How dietitians at Sööma incorporate various therapeutic modalities into their nutrition interventions

Sööma’s approach is based on providing collaborative, explorative and inclusive care. This means that the registered dietitians at the clinic want to better understand your history and how various coping mechanisms, beliefs around food and past experiences have contributed to your relationship with food. Below, we describe various therapeutic approaches that we incorporate in our nutrition interventions and provide a brief summary of how these could be used.

Acceptance and Commitment Therapy

Acceptance and commitment therapy (ACT), unlike most therapies, does not focus on alleviating symptoms, rather it teaches skills for living a meaningful life. Behaviors, thoughts, and emotions are not evaluated based on true or false, good or bad, instead their quality is based on if they help in the pursuit of a meaningful life. This concept is often referred to as ‘workability’. In brief, ACT is about accepting what you cannot control so that you can commit to a meaningful life.


How this is incorporated into nutrition work:



  • Helping the client’s emotions around food and their body exist without trying to change them



  • Allowing the client to identify values around food, body image and physical activity in order to clarify what’s important to them


Committed Action and Defusion

  • When a client is engaging in an exposure or pursuing an action in line with the nutrition behavior they want to change, they may experience uncomfortable thoughts and emotions. Defusion will allow them to detach from these thoughts and emotions, allowing more space to act

Dialectical Behavioral Therapy

From a dialectical behavioral therapy (DBT) perspective, a maintenance factor for most all disorders is emotional dysregulation. Ergo, building skills around emotion regulation and related areas is the proposed treatment in DBT.

How this is incorporated into nutrition work:


Distress tolerance

  • Clients who suffer from eating disorders or disordered eating often use food to manage uncomfortable emotions
  • Offering distress tolerance skills allows clients to calm their nervous system when experiencing heightened emotions and urges to engage in problematic behaviors with food (e.g. bingeing, purging)


Emotion regulation

  • Emotion regulation allows clients to develop alternative strategies to manage uncomfortable emotions in order to heal a relationship with food.
  • An example of this could be a client who often comes home after a stressful day at work and uses food to numb all of the emotions that they experienced throughout the day. Emotion regulation skills would explore what alternatives the client could incorporate in order to prevent turning to food.

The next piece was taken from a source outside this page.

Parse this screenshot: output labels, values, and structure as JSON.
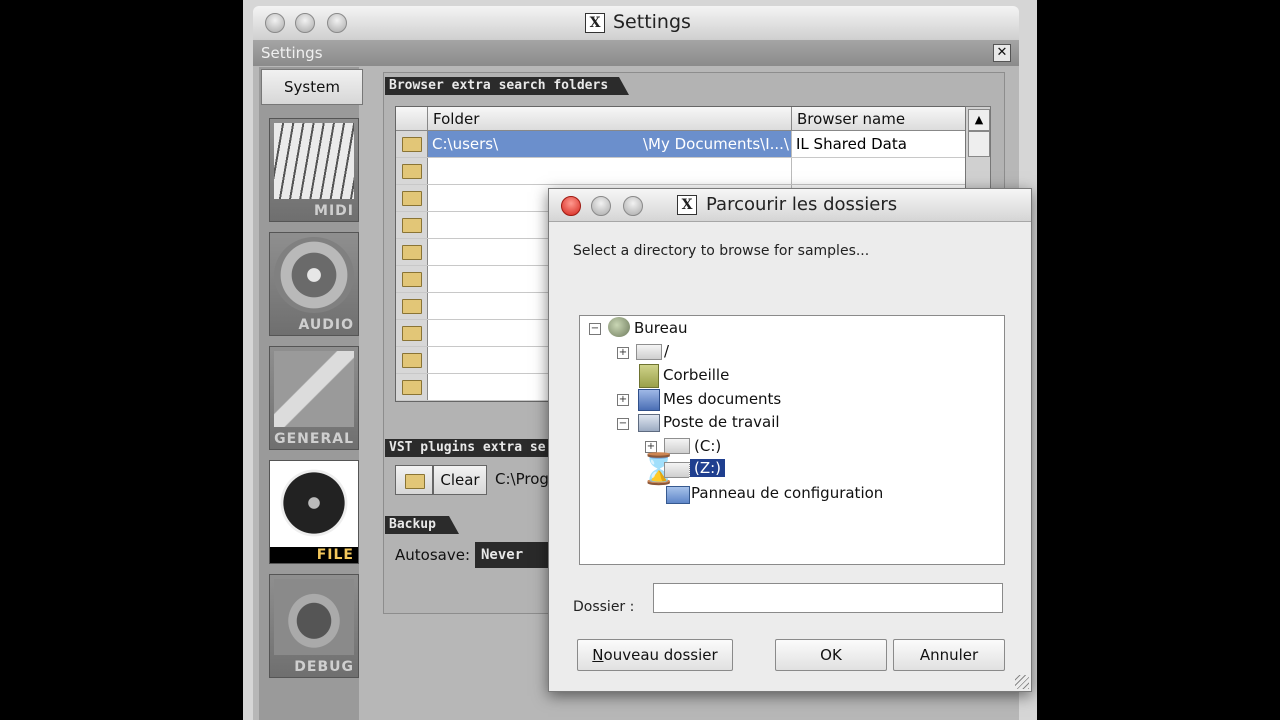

  • The goal of mindfulness is to allow clients to connect to the present moment. Because many individuals who have engaged in chronic dieting or have experienced an eating disorder are often disconnected from their bodies, it becomes difficult for them to become attuned to their body’s needs and signals. Mindfulness allows clients to practice turning inward for cues of what and when to eat rather than relying on external guidance.

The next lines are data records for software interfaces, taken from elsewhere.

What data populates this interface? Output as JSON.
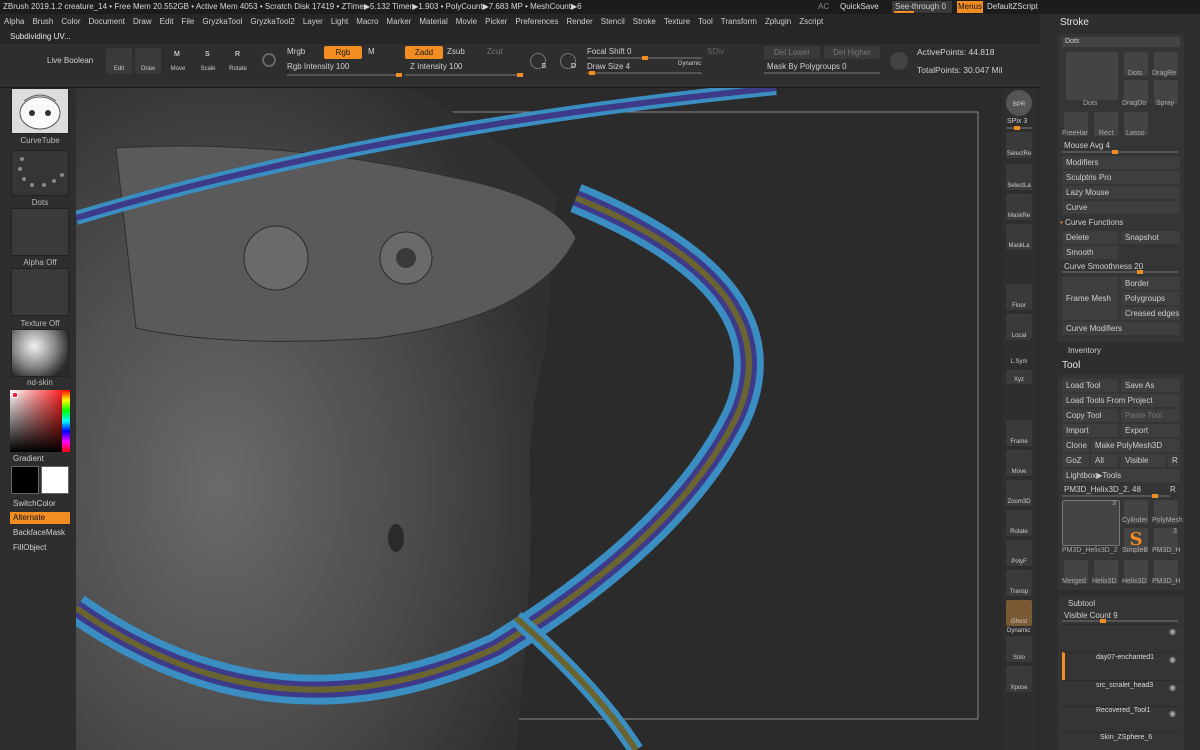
{
  "titlebar": {
    "text": "ZBrush 2019.1.2   creature_14   • Free Mem 20.552GB • Active Mem 4053 • Scratch Disk 17419 • ZTime▶5.132 Timer▶1.903 • PolyCount▶7.683 MP • MeshCount▶6",
    "ac": "AC",
    "quicksave": "QuickSave",
    "see_through": "See-through",
    "see_through_val": "0",
    "menus": "Menus",
    "default_zscript": "DefaultZScript"
  },
  "menu": [
    "Alpha",
    "Brush",
    "Color",
    "Document",
    "Draw",
    "Edit",
    "File",
    "GryzkaTool",
    "GryzkaTool2",
    "Layer",
    "Light",
    "Macro",
    "Marker",
    "Material",
    "Movie",
    "Picker",
    "Preferences",
    "Render",
    "Stencil",
    "Stroke",
    "Texture",
    "Tool",
    "Transform",
    "Zplugin",
    "Zscript"
  ],
  "status": "Subdividing UV...",
  "shelf": {
    "live_boolean": "Live Boolean",
    "edit": "Edit",
    "draw": "Draw",
    "move": "Move",
    "scale": "Scale",
    "rotate": "Rotate",
    "m_key": "M",
    "s_key": "S",
    "r_key": "R",
    "mrgb": "Mrgb",
    "rgb": "Rgb",
    "m": "M",
    "rgb_intensity": "Rgb Intensity 100",
    "zadd": "Zadd",
    "zsub": "Zsub",
    "zcut": "Zcut",
    "z_intensity": "Z Intensity 100",
    "focal_shift": "Focal Shift 0",
    "draw_size": "Draw Size 4",
    "dynamic": "Dynamic",
    "sdiv": "SDiv",
    "del_lower": "Del Lower",
    "del_higher": "Del Higher",
    "mask_by_polygroups": "Mask By Polygroups 0",
    "active_points": "ActivePoints: 44.818",
    "total_points": "TotalPoints: 30.047 Mil",
    "s_badge": "S",
    "d_badge": "D"
  },
  "left": {
    "brush": "CurveTube",
    "stroke": "Dots",
    "alpha": "Alpha Off",
    "texture": "Texture Off",
    "material": "nd-skin",
    "gradient": "Gradient",
    "switchcolor": "SwitchColor",
    "alternate": "Alternate",
    "backfacemask": "BackfaceMask",
    "fillobject": "FillObject"
  },
  "rightshelf": [
    "BPR",
    "SPix 3",
    "SelectRe",
    "SelectLa",
    "MaskRe",
    "MaskLa",
    "Floor",
    "Local",
    "L.Sym",
    "Xyz",
    "Frame",
    "Move",
    "Zoom3D",
    "Rotate",
    "PolyF",
    "Transp",
    "Ghost",
    "Dynamic",
    "Solo",
    "Xpose"
  ],
  "stroke_panel": {
    "title": "Stroke",
    "dots": "Dots",
    "dots2": "Dots",
    "dragrect": "DragRe",
    "dots3": "Dots",
    "dragdot": "DragDo",
    "spray": "Spray",
    "freehand": "FreeHar",
    "rect": "Rect",
    "lasso": "Lasso",
    "mouse_avg": "Mouse Avg 4",
    "modifiers": "Modifiers",
    "sculptris_pro": "Sculptris Pro",
    "lazy_mouse": "Lazy Mouse",
    "curve": "Curve",
    "curve_functions": "Curve Functions",
    "delete": "Delete",
    "snapshot": "Snapshot",
    "smooth": "Smooth",
    "curve_smoothness": "Curve Smoothness",
    "curve_smoothness_val": "20",
    "frame_mesh": "Frame Mesh",
    "border": "Border",
    "polygroups": "Polygroups",
    "creased_edges": "Creased edges",
    "curve_modifiers": "Curve Modifiers"
  },
  "inventory": "Inventory",
  "tool_panel": {
    "title": "Tool",
    "load_tool": "Load Tool",
    "save_as": "Save As",
    "load_tools_from_project": "Load Tools From Project",
    "copy_tool": "Copy Tool",
    "paste_tool": "Paste Tool",
    "import": "Import",
    "export": "Export",
    "clone": "Clone",
    "make_polymesh": "Make PolyMesh3D",
    "goz": "GoZ",
    "all": "All",
    "visible": "Visible",
    "r": "R",
    "lightbox_tools": "Lightbox▶Tools",
    "current_tool": "PM3D_Helix3D_2. 48",
    "r2": "R",
    "thumb_count": "3",
    "thumbs": [
      "PM3D_Helix3D_2",
      "Cylinder",
      "PolyMesh",
      "SimpleB",
      "PM3D_H",
      "Merged",
      "Helix3D",
      "Helix3D",
      "PM3D_H"
    ],
    "thumb_count2": "3"
  },
  "subtool": {
    "title": "Subtool",
    "visible_count": "Visible Count 9",
    "items": [
      "",
      "day07-enchanted1",
      "src_scralet_head3",
      "Recovered_Tool1",
      "Skin_ZSphere_6"
    ]
  }
}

Cognitive Behavioral Therapy

Cognitive Behavioural Therapy (CBT) is based on the idea that one’s thoughts, feelings, and behaviours are all interconnected, with thoughts and behaviours being the target for intervention. The goal of CBT is to dismantle unhelpful beliefs and attitudes as well as encourage pleasant and/or helpful acts


How this is incorporated into nutrition work:



  • Food exposures are a core component of nutrition interventions with clients with disordered eating and eating disorders.
  • The goal of the food exposure is to identify foods that are currently avoided due to discomfort that arises at the thought of consuming them and assisting the client in approaching these foods and slowly building a capacity to tolerate the distress that arises.
  • Typically, over time, the anxiety and distress experienced with said food decreases and clients are able to increase variety and quantity in their food intake.


Problem Solving

  • Clients may come to a registered dietitian wanting to change their relationship with food, but experience a great amount of distress when trying to pursue this.
  • A tenant of CBT is problem solving where the dietitian would explore a circumstance around food and explore various options available to the client in terms of response
  • Consider a client who is struggling to buy chips at the grocery store because the client believes other people are judging them when they buy “unhealthy” foods. As an intervention, time can be spent breaking down the cognitive distortion by analyzing the facts, and questioning the believability of the thought. Behaviourally, an exposure paradigm and/or role playing could be used to assist the client with buying a wide variety of foods.

Family Based Treatment

Family-Based Treatment (FBT) is a family therapy for the treatment of adolescent eating disorders. The goal of the treatment is that therapists take a non-authoritarian stance in treatment and empower the parents to bring about the recovery of their child. FBT consists of three phases:


  1. Refeeding and weight restoration
  2. Restoring control of eating back to the adolescent
  3. Returning to normal adolescent development


How this is incorporated into nutrition work:


  • When treating young individuals with eating disorders, the registered dietitians at Sööma often prefer to include the family in order to offer appropriate support to the adolescent and empower parents to refeed and nourish their child.
  • Dietitians will often provide guidance on weight restoration requirements, engage in the family meal, which is a core component of FBT and support the family during the refeeding and restoration of control phase.
  • Dietitians will often work in conjunction with a psychologist who will support the adolescent and the family from a cognitive, emotional and developmental perspective.